  3. medeasy 3D Facet Orientation || Cervical, Thoracic, Lumbar Spine #OMM #COMLEX #WeDaBest Available from: https://www.youtube.com/watch?v=8zQv2wWcrF0&feature=youtu.be (last accessed 14.11.2019)
  4. Ainsworth institute of pain management Understanding Anatomy: FACET JOINTS Available from: https://ainsworthinstitute.com/patient-information/anatomy/facet-joints/ (last accessed 13.11.2019)
  5. Fitness Medico Italiano  Biomechanics of The Spine Available from: http://fitnessmedicoitaliano.it/wp-content/uploads/2018/03/Banton-Spine-Biomechanics.pdf (last accessed 13.11.2019)
  6. Gellhorn AC, Katz JN, Suri P. Osteoarthritis of the spine: the facet joints. Nature Reviews Rheumatology. 2013 Apr;9(4):216. Available from: https://www.ncbi.nlm.nih.gov/pmc/articles/PMC4012322/ (last accessed 13.11.2019)
  7. Perolat R, Kastler A, Nicot B, Pellat JM, Tahon F, Attye A, Heck O, Boubagra K, Grand S, Krainik A. Facet joint syndrome: from diagnosis to interventional management. Insights into imaging. 2018 Oct 1;9(5):773-89. Available from: https://link.springer.com/article/10.1007/s13244-018-0638-x (last accessed 13.11.2019)
  8. Chambers H. Physiotherapy and lumbar facet joint injections as a combination treatment for chronic low back pain. A narrative review of lumbar facet joint injections, lumbar spinal mobilizations, soft tissue massage and lower back mobility exercises.

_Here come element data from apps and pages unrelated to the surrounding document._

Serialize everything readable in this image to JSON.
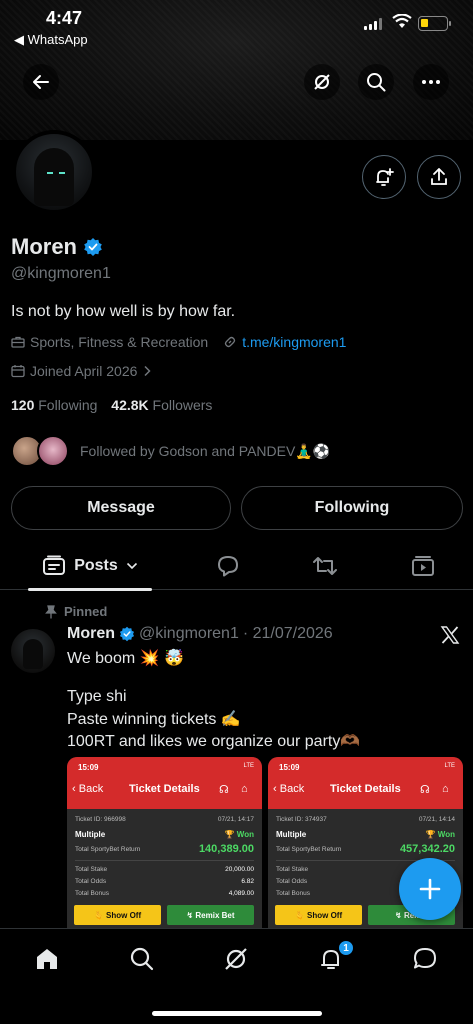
{
  "status_bar": {
    "time": "4:47",
    "back_app": "◀ WhatsApp"
  },
  "profile": {
    "name": "Moren",
    "handle": "@kingmoren1",
    "bio": "Is not by how well is by how far.",
    "category": "Sports, Fitness & Recreation",
    "link": "t.me/kingmoren1",
    "joined": "Joined April 2026",
    "following_count": "120",
    "following_label": "Following",
    "followers_count": "42.8K",
    "followers_label": "Followers",
    "followed_by": "Followed by Godson and PANDEV🧘‍♂️⚽"
  },
  "actions": {
    "message": "Message",
    "following": "Following"
  },
  "tabs": {
    "posts": "Posts"
  },
  "pinned_post": {
    "pinned_label": "Pinned",
    "author_name": "Moren",
    "author_handle": "@kingmoren1",
    "date": "· 21/07/2026",
    "lines": [
      "We boom 💥 🤯",
      "Type shi",
      "Paste winning tickets ✍️",
      "100RT and likes we organize our party🫶🏾"
    ]
  },
  "tickets": [
    {
      "time": "15:09",
      "status": "LTE",
      "back": "Back",
      "title": "Ticket Details",
      "ticket_id": "Ticket ID: 966998",
      "datetime": "07/21, 14:17",
      "type": "Multiple",
      "result": "🏆 Won",
      "return_label": "Total SportyBet Return",
      "return_value": "140,389.00",
      "stake_label": "Total Stake",
      "stake_value": "20,000.00",
      "odds_label": "Total Odds",
      "odds_value": "6.82",
      "bonus_label": "Total Bonus",
      "bonus_value": "4,089.00",
      "btn_show": "🫰 Show Off",
      "btn_remix": "↯ Remix Bet"
    },
    {
      "time": "15:09",
      "status": "LTE",
      "back": "Back",
      "title": "Ticket Details",
      "ticket_id": "Ticket ID: 374937",
      "datetime": "07/21, 14:14",
      "type": "Multiple",
      "result": "🏆 Won",
      "return_label": "Total SportyBet Return",
      "return_value": "457,342.20",
      "stake_label": "Total Stake",
      "stake_value": "",
      "odds_label": "Total Odds",
      "odds_value": "",
      "bonus_label": "Total Bonus",
      "bonus_value": "",
      "btn_show": "🫰 Show Off",
      "btn_remix": "↯ Remix"
    }
  ],
  "nav": {
    "notifications_badge": "1"
  },
  "colors": {
    "accent": "#1d9bf0",
    "background": "#000000",
    "muted_text": "#71767b",
    "ticket_red": "#d42b2b"
  }
}
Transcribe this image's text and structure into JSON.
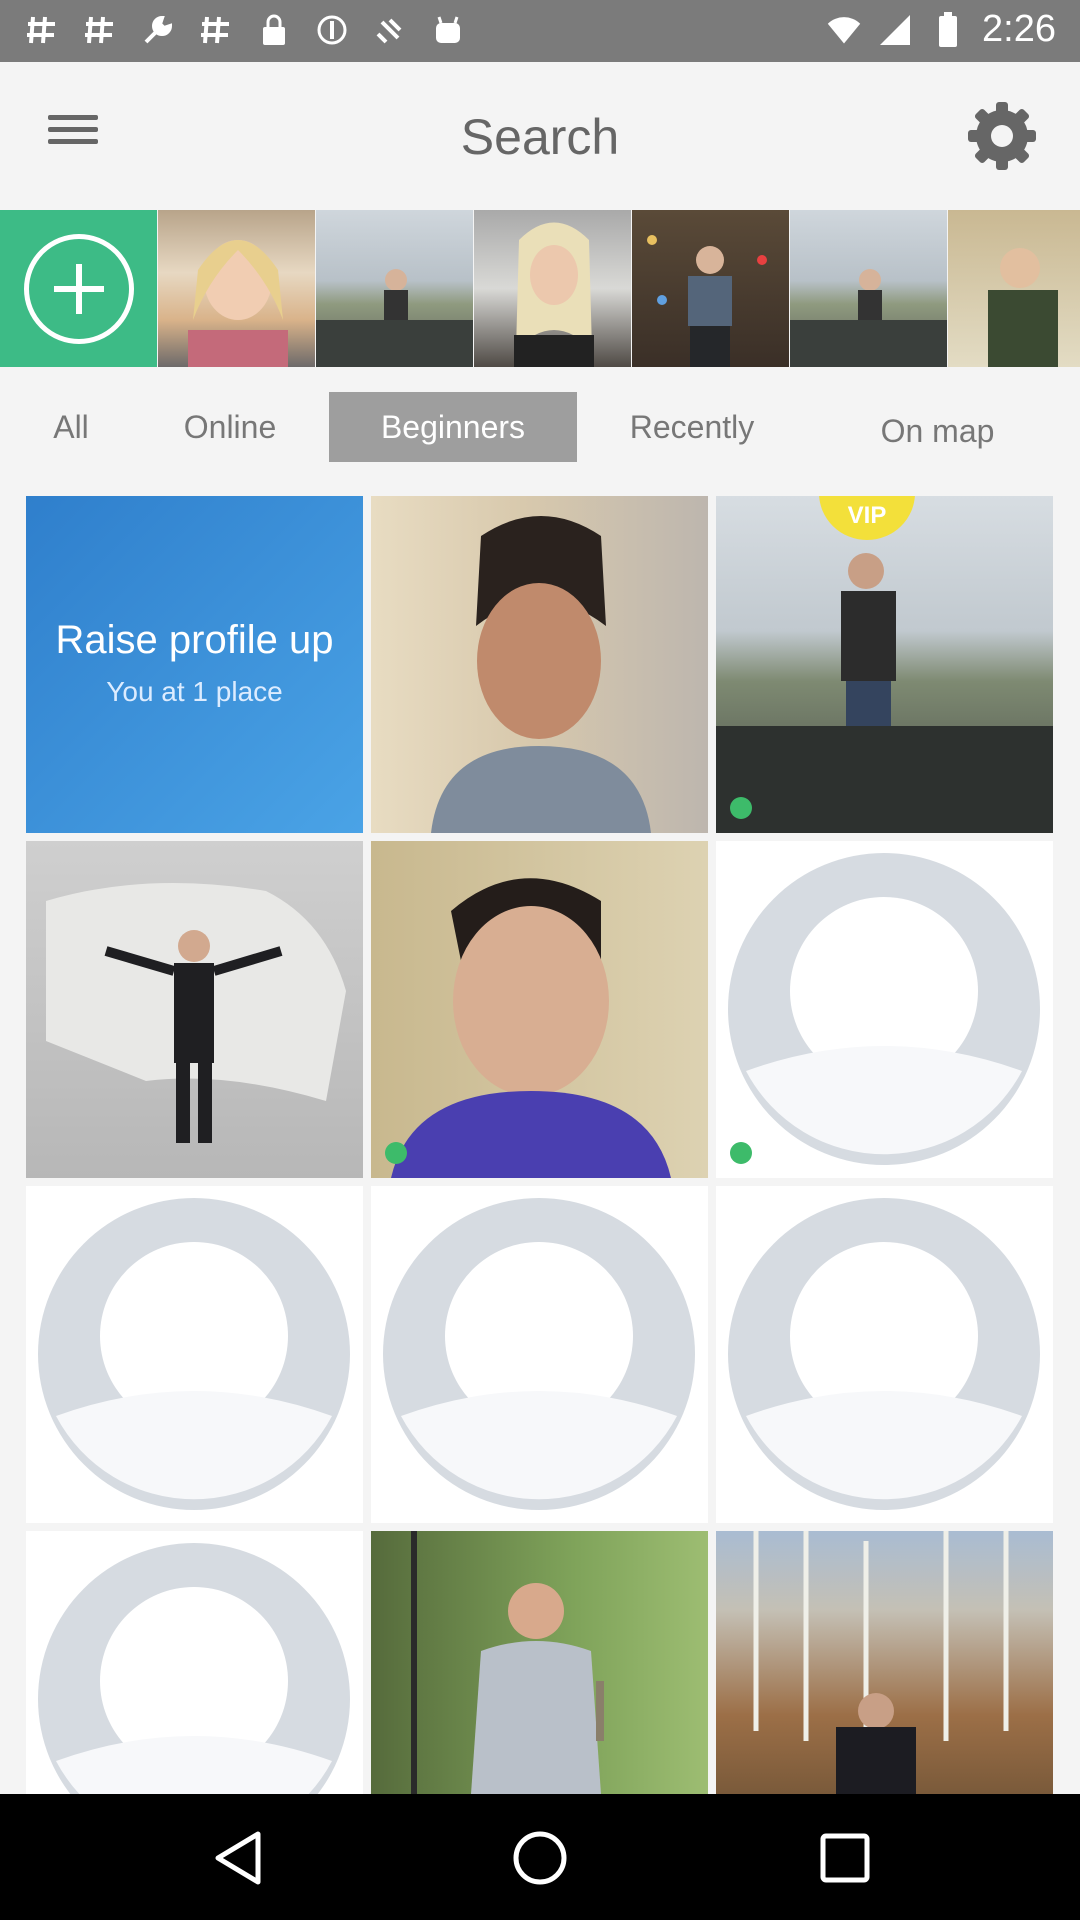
{
  "status_bar": {
    "time": "2:26",
    "left_icons": [
      "hashtag-icon",
      "hashtag-icon",
      "wrench-icon",
      "hashtag-icon",
      "lock-icon",
      "blocked-icon",
      "satellite-icon",
      "android-icon"
    ],
    "right_icons": [
      "wifi-icon",
      "signal-icon",
      "battery-icon"
    ]
  },
  "app_bar": {
    "title": "Search",
    "menu_icon": "hamburger-menu-icon",
    "settings_icon": "gear-icon"
  },
  "stories": {
    "add_icon": "plus-circle-icon",
    "items": [
      {
        "photo": "woman-blonde-car"
      },
      {
        "photo": "man-by-river"
      },
      {
        "photo": "woman-blonde-room"
      },
      {
        "photo": "man-christmas-tree"
      },
      {
        "photo": "man-by-river"
      },
      {
        "photo": "man-green-shirt"
      }
    ]
  },
  "tabs": [
    {
      "label": "All",
      "active": false
    },
    {
      "label": "Online",
      "active": false
    },
    {
      "label": "Beginners",
      "active": true
    },
    {
      "label": "Recently",
      "active": false
    },
    {
      "label": "On map",
      "active": false
    }
  ],
  "promo": {
    "title": "Raise profile up",
    "subtitle": "You at 1 place"
  },
  "grid": [
    {
      "type": "promo"
    },
    {
      "type": "photo",
      "photo": "man-selfie-grey-shirt",
      "online": false,
      "vip": false
    },
    {
      "type": "photo",
      "photo": "man-sitting-by-river",
      "online": true,
      "vip": true,
      "vip_label": "VIP"
    },
    {
      "type": "photo",
      "photo": "man-suit-map",
      "online": false,
      "vip": false
    },
    {
      "type": "photo",
      "photo": "man-blue-sweater",
      "online": true,
      "vip": false
    },
    {
      "type": "placeholder",
      "online": true
    },
    {
      "type": "placeholder",
      "online": false
    },
    {
      "type": "placeholder",
      "online": false
    },
    {
      "type": "placeholder",
      "online": false
    },
    {
      "type": "placeholder",
      "online": false
    },
    {
      "type": "photo",
      "photo": "man-fishing",
      "online": false,
      "vip": false
    },
    {
      "type": "photo",
      "photo": "man-birch-forest",
      "online": false,
      "vip": false
    }
  ],
  "nav_bar": {
    "back_icon": "back-triangle-icon",
    "home_icon": "home-circle-icon",
    "recents_icon": "recents-square-icon"
  },
  "colors": {
    "accent_green": "#3dbb86",
    "promo_blue": "#3a8fd6",
    "vip_yellow": "#f3e03a",
    "online_green": "#3dbb6a",
    "tab_active": "#9e9e9e"
  }
}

Musculoskeletal Care. 2013 Jun;11(2):106-20. Available from: https://www.ncbi.nlm.nih.gov/pubmed/23468052 (last accessed 13.11.2019)